Excerpts from an interface dataset:
━━━━━━━━━━━━━━━━━━━━━━━━━━━━━━

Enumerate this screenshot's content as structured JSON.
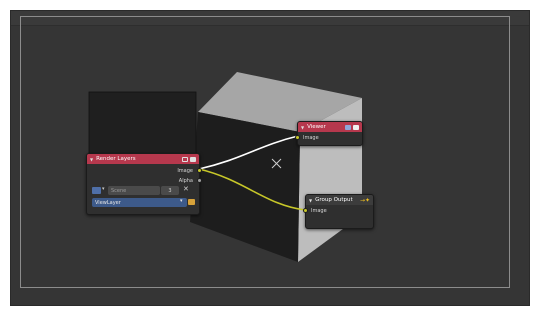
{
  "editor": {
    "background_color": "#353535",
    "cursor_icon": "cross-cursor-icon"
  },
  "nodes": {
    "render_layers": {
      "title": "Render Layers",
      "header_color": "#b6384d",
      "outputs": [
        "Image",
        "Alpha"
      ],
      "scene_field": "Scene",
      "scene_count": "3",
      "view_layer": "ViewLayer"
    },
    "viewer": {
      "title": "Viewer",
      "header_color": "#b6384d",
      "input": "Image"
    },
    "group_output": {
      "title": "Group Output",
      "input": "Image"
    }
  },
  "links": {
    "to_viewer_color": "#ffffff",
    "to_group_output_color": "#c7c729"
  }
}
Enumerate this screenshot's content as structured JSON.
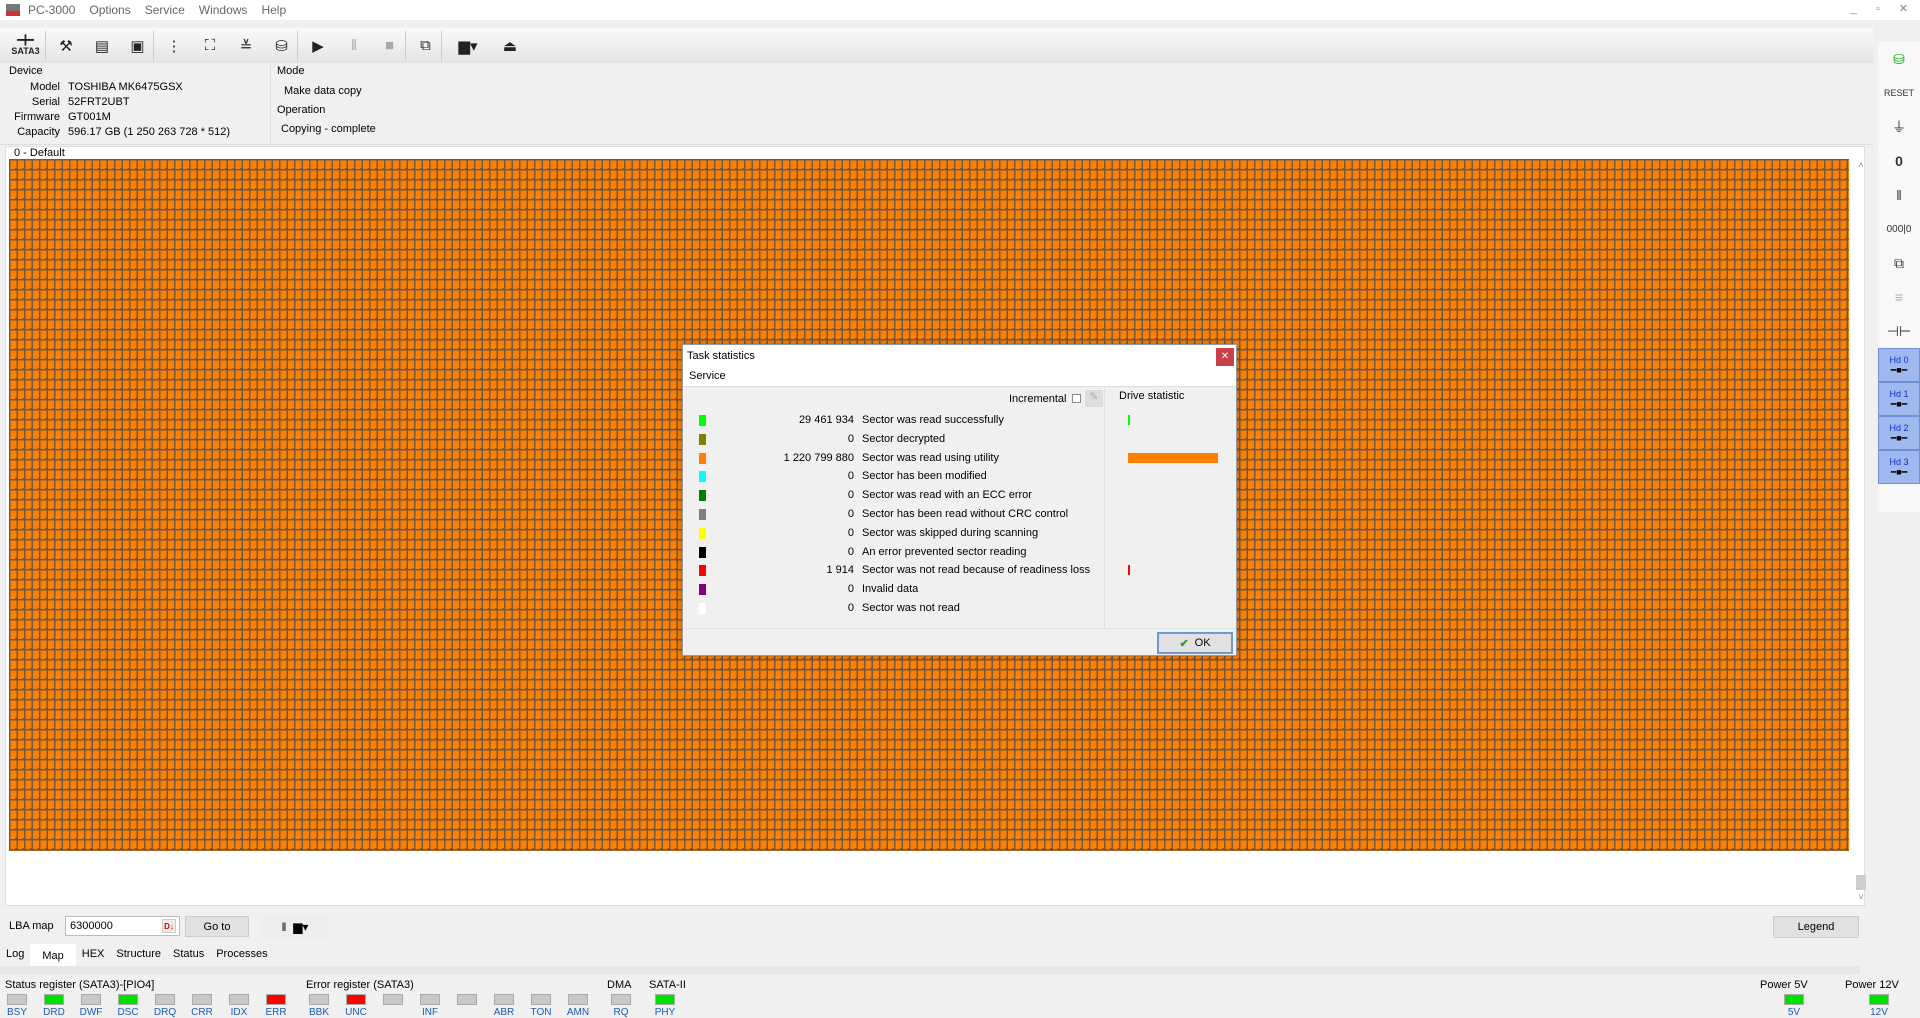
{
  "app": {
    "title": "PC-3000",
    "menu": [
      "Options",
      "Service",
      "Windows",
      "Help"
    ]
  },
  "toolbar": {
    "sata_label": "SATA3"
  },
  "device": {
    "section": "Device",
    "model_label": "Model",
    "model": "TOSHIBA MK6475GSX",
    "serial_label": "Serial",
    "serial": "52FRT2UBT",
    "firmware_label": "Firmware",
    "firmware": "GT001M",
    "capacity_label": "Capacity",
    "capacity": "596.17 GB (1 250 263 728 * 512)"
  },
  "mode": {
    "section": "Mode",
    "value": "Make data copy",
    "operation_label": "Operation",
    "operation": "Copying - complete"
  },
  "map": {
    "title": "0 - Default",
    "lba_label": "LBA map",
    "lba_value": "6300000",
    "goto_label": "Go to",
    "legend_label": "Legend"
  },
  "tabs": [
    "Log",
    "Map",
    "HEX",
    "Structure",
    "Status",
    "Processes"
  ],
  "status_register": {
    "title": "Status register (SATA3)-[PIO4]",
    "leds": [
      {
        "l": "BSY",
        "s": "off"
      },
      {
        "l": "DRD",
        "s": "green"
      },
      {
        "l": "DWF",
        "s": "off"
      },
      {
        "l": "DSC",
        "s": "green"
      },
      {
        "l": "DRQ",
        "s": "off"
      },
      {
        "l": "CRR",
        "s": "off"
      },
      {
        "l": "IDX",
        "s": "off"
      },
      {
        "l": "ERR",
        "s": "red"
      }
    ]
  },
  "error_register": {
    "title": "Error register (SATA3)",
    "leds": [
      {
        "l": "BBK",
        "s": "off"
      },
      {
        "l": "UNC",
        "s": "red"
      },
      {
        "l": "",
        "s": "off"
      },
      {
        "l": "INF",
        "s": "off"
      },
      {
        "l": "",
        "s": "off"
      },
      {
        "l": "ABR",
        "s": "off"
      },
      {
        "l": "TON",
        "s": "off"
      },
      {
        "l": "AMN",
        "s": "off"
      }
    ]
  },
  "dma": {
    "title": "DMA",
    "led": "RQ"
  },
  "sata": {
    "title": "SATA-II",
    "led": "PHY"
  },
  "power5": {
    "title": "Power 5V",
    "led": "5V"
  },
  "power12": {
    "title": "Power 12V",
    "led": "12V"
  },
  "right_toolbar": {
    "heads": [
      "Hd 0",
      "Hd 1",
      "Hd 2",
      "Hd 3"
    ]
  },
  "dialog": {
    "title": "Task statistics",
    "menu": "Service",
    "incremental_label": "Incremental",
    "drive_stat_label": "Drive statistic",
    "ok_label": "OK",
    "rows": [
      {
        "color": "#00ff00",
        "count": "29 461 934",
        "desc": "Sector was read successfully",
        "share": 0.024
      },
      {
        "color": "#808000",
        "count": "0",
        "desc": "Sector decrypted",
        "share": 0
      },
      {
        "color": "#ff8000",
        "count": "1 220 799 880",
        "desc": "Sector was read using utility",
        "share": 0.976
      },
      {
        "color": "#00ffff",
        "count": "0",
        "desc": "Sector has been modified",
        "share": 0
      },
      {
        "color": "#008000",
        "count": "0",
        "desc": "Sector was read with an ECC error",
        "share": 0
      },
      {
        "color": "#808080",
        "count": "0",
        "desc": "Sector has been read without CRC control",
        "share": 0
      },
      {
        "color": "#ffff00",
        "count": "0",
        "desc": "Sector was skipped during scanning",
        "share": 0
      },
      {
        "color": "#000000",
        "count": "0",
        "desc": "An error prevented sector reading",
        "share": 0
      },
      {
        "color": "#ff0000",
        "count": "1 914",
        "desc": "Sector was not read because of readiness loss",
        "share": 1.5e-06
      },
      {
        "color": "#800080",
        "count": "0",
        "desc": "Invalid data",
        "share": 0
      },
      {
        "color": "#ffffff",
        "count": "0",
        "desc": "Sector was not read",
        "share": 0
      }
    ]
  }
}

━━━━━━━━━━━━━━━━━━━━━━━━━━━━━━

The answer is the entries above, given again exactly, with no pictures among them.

Enumerate this screenshot's content as structured JSON.
{
  "editor": {
    "background_color": "#353535",
    "cursor_icon": "cross-cursor-icon"
  },
  "nodes": {
    "render_layers": {
      "title": "Render Layers",
      "header_color": "#b6384d",
      "outputs": [
        "Image",
        "Alpha"
      ],
      "scene_field": "Scene",
      "scene_count": "3",
      "view_layer": "ViewLayer"
    },
    "viewer": {
      "title": "Viewer",
      "header_color": "#b6384d",
      "input": "Image"
    },
    "group_output": {
      "title": "Group Output",
      "input": "Image"
    }
  },
  "links": {
    "to_viewer_color": "#ffffff",
    "to_group_output_color": "#c7c729"
  }
}
Enumerate this screenshot's content as structured JSON.
{
  "app": {
    "title": "PC-3000",
    "menu": [
      "Options",
      "Service",
      "Windows",
      "Help"
    ]
  },
  "toolbar": {
    "sata_label": "SATA3"
  },
  "device": {
    "section": "Device",
    "model_label": "Model",
    "model": "TOSHIBA MK6475GSX",
    "serial_label": "Serial",
    "serial": "52FRT2UBT",
    "firmware_label": "Firmware",
    "firmware": "GT001M",
    "capacity_label": "Capacity",
    "capacity": "596.17 GB (1 250 263 728 * 512)"
  },
  "mode": {
    "section": "Mode",
    "value": "Make data copy",
    "operation_label": "Operation",
    "operation": "Copying - complete"
  },
  "map": {
    "title": "0 - Default",
    "lba_label": "LBA map",
    "lba_value": "6300000",
    "goto_label": "Go to",
    "legend_label": "Legend"
  },
  "tabs": [
    "Log",
    "Map",
    "HEX",
    "Structure",
    "Status",
    "Processes"
  ],
  "status_register": {
    "title": "Status register (SATA3)-[PIO4]",
    "leds": [
      {
        "l": "BSY",
        "s": "off"
      },
      {
        "l": "DRD",
        "s": "green"
      },
      {
        "l": "DWF",
        "s": "off"
      },
      {
        "l": "DSC",
        "s": "green"
      },
      {
        "l": "DRQ",
        "s": "off"
      },
      {
        "l": "CRR",
        "s": "off"
      },
      {
        "l": "IDX",
        "s": "off"
      },
      {
        "l": "ERR",
        "s": "red"
      }
    ]
  },
  "error_register": {
    "title": "Error register (SATA3)",
    "leds": [
      {
        "l": "BBK",
        "s": "off"
      },
      {
        "l": "UNC",
        "s": "red"
      },
      {
        "l": "",
        "s": "off"
      },
      {
        "l": "INF",
        "s": "off"
      },
      {
        "l": "",
        "s": "off"
      },
      {
        "l": "ABR",
        "s": "off"
      },
      {
        "l": "TON",
        "s": "off"
      },
      {
        "l": "AMN",
        "s": "off"
      }
    ]
  },
  "dma": {
    "title": "DMA",
    "led": "RQ"
  },
  "sata": {
    "title": "SATA-II",
    "led": "PHY"
  },
  "power5": {
    "title": "Power 5V",
    "led": "5V"
  },
  "power12": {
    "title": "Power 12V",
    "led": "12V"
  },
  "right_toolbar": {
    "heads": [
      "Hd 0",
      "Hd 1",
      "Hd 2",
      "Hd 3"
    ]
  },
  "dialog": {
    "title": "Task statistics",
    "menu": "Service",
    "incremental_label": "Incremental",
    "drive_stat_label": "Drive statistic",
    "ok_label": "OK",
    "rows": [
      {
        "color": "#00ff00",
        "count": "29 461 934",
        "desc": "Sector was read successfully",
        "share": 0.024
      },
      {
        "color": "#808000",
        "count": "0",
        "desc": "Sector decrypted",
        "share": 0
      },
      {
        "color": "#ff8000",
        "count": "1 220 799 880",
        "desc": "Sector was read using utility",
        "share": 0.976
      },
      {
        "color": "#00ffff",
        "count": "0",
        "desc": "Sector has been modified",
        "share": 0
      },
      {
        "color": "#008000",
        "count": "0",
        "desc": "Sector was read with an ECC error",
        "share": 0
      },
      {
        "color": "#808080",
        "count": "0",
        "desc": "Sector has been read without CRC control",
        "share": 0
      },
      {
        "color": "#ffff00",
        "count": "0",
        "desc": "Sector was skipped during scanning",
        "share": 0
      },
      {
        "color": "#000000",
        "count": "0",
        "desc": "An error prevented sector reading",
        "share": 0
      },
      {
        "color": "#ff0000",
        "count": "1 914",
        "desc": "Sector was not read because of readiness loss",
        "share": 1.5e-06
      },
      {
        "color": "#800080",
        "count": "0",
        "desc": "Invalid data",
        "share": 0
      },
      {
        "color": "#ffffff",
        "count": "0",
        "desc": "Sector was not read",
        "share": 0
      }
    ]
  }
}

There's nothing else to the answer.